Print the entries exactly; skip the pictures.

■ **Data listing**:

===

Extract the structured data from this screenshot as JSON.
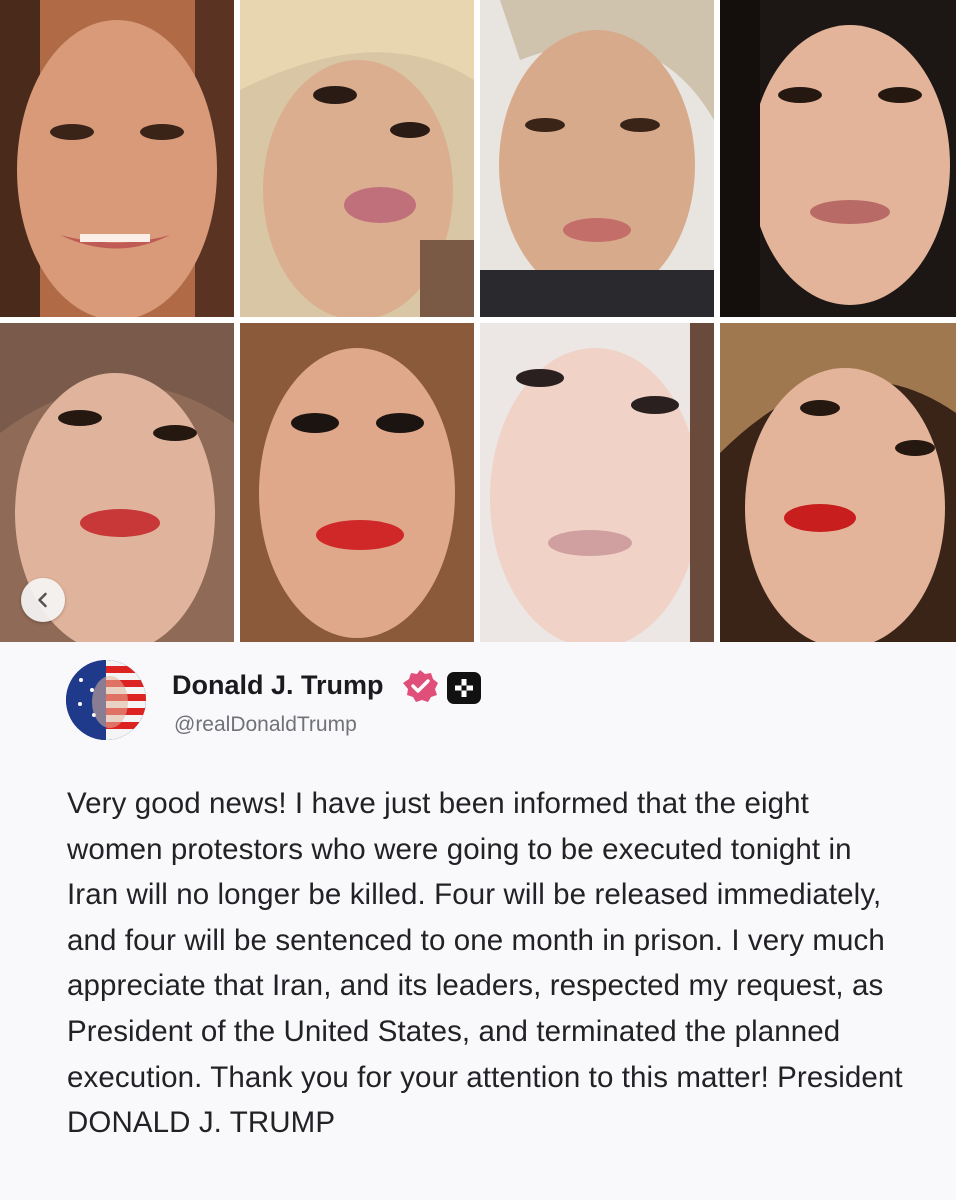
{
  "gallery": {
    "photo_count": 8,
    "prev_icon": "chevron-left-icon"
  },
  "post": {
    "author_name": "Donald J. Trump",
    "handle": "@realDonaldTrump",
    "verified_icon": "verified-badge-icon",
    "plus_icon": "plus-badge-icon",
    "accent_color": "#e04f7a",
    "text": "Very good news! I have just been informed that the eight women protestors who were going to be executed tonight in Iran will no longer be killed. Four will be released immediately, and four will be sentenced to one month in prison. I very much appreciate that Iran, and its leaders, respected my request, as President of the United States, and terminated the planned execution. Thank you for your attention to this matter! President DONALD J. TRUMP"
  }
}
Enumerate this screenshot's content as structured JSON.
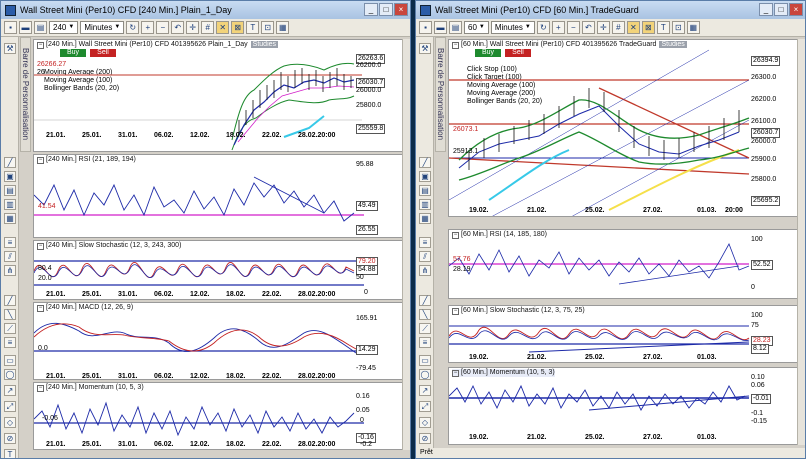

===

■ **Reply**:
Extract the structured data from this screenshot as JSON.
{
  "gallery": {
    "photo_count": 8,
    "prev_icon": "chevron-left-icon"
  },
  "post": {
    "author_name": "Donald J. Trump",
    "handle": "@realDonaldTrump",
    "verified_icon": "verified-badge-icon",
    "plus_icon": "plus-badge-icon",
    "accent_color": "#e04f7a",
    "text": "Very good news! I have just been informed that the eight women protestors who were going to be executed tonight in Iran will no longer be killed. Four will be released immediately, and four will be sentenced to one month in prison. I very much appreciate that Iran, and its leaders, respected my request, as President of the United States, and terminated the planned execution. Thank you for your attention to this matter! President DONALD J. TRUMP"
  }
}
Enumerate this screenshot's content as structured JSON.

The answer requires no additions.